“There are a lot of moving pieces and different views being discussed, but the needs of the country are clear,” Chamber Executive Vice President for Government Affairs Bruce Josten said in a written statement. “Congress and the administration must find a path forward on a continuing resolution and on the debt limit to preserve the normal operations of government and to remove a serious threat to the full faith and credit of the United States.”
Obama met with congressional Democrats at the White House on Wednesday and plans to meet with Republicans on Thursday. The invitations were viewed as a rare positive sign as the nation entered its 10th day of a partial government shutdown caused by a congressional stalemate over whether to link the budget to funding the Affordable Care Act, as some Republicans insist.
The Senate is expected to hold the first votes later this week on a Democratic plan to increase the debt ceiling with no other issues attached. Collins said attempting to increase the debt limit by $1 trillion “appears to be a non-starter in my caucus” without changes to spending or to the health care act.
Collins would not say whether she would vote to proceed with consideration of the Democratic debt ceiling plan and predicted that Democrats will fail to muster the six Republicans needed to break a filibuster.
“My focus has been to try to come up with a solution . . . to get us out of this impasse,” Collins said.
Her plan would reopen now-shuttered federal offices by funding the government for six months at an annual rate of $986 billion – the level proposed by Republicans and reluctantly agreed to by Democrats.

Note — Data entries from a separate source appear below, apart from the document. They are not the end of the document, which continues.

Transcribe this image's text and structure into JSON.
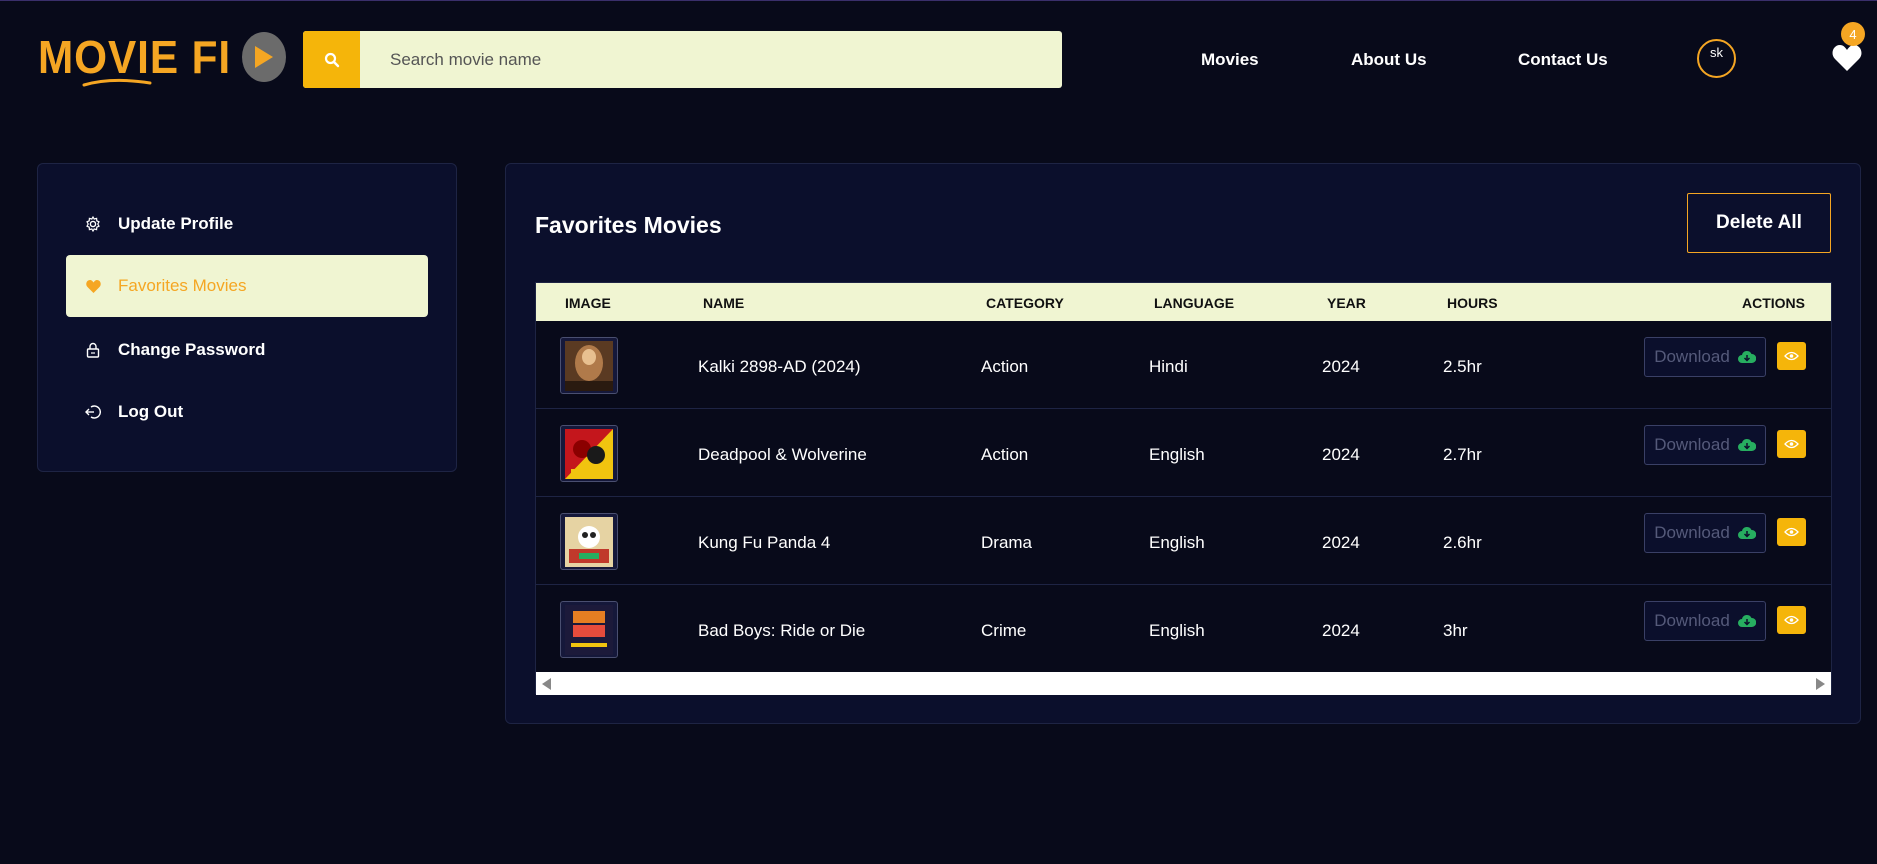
{
  "header": {
    "logo_text": "MOVIE FI",
    "search_placeholder": "Search movie name",
    "nav": [
      "Movies",
      "About Us",
      "Contact Us"
    ],
    "avatar_alt": "sk",
    "favorites_count": "4"
  },
  "sidebar": {
    "items": [
      {
        "label": "Update Profile",
        "icon": "gear-icon"
      },
      {
        "label": "Favorites Movies",
        "icon": "heart-icon"
      },
      {
        "label": "Change Password",
        "icon": "lock-icon"
      },
      {
        "label": "Log Out",
        "icon": "logout-icon"
      }
    ],
    "active": "Favorites Movies"
  },
  "main": {
    "title": "Favorites Movies",
    "delete_all_label": "Delete All",
    "columns": [
      "IMAGE",
      "NAME",
      "CATEGORY",
      "LANGUAGE",
      "YEAR",
      "HOURS",
      "ACTIONS"
    ],
    "rows": [
      {
        "name": "Kalki 2898-AD (2024)",
        "category": "Action",
        "language": "Hindi",
        "year": "2024",
        "hours": "2.5hr"
      },
      {
        "name": "Deadpool & Wolverine",
        "category": "Action",
        "language": "English",
        "year": "2024",
        "hours": "2.7hr"
      },
      {
        "name": "Kung Fu Panda 4",
        "category": "Drama",
        "language": "English",
        "year": "2024",
        "hours": "2.6hr"
      },
      {
        "name": "Bad Boys: Ride or Die",
        "category": "Crime",
        "language": "English",
        "year": "2024",
        "hours": "3hr"
      }
    ],
    "download_label": "Download"
  },
  "colors": {
    "background": "#080a1a",
    "panel": "#0b0f2c",
    "accent": "#f5a623",
    "accent_button": "#f5b50a",
    "highlight": "#f0f5d2",
    "download_icon": "#27ae60"
  }
}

It would also give federal agencies more flexibility to implement the forced sequestration budget cuts that began in March.
The sticking point for Democrats, however, is likely to be a proposed repeal of the health care act’s 2.3 percent tax on medical equipment and devices, offsetting the $30 billion loss through temporary pension plan adjustments for companies with fixed pension plans.
The majority of the Senate voted earlier this year on a budget amendment to repeal the medical device tax, but that was before House Republicans linked the Affordable Care Act to keeping the government open. Since then, Senate Democrats have rebuffed any attempted changes to the health care law.
Maine Sen. Angus King, an independent who caucuses with the Democrats, said he wasn’t sure he could support Collins’ plan.
“I think it’s a creative proposal and I’ve heard similar discussions in the House,” King said in an interview. “But what I have to get over is my concern that if we reward this kind of activity . . . we will be doing this a year or six months from now and it will become the norm for how we legislate. And that really bothers me.”
Collins said she has been approached by several Democrats interested in her plan, but acknowledged that no one has pledged support. A similar measure is under discussion in the House.
“I think they feel held back by leadership at this point,” Collins said of Democrats. “But I am hopeful that this bill provides at least concepts that could be the basis for reopening government and moving forward.”
Washington correspondent Kevin Miller can be contacted at 317-6256 or at:firstname.lastname@example.org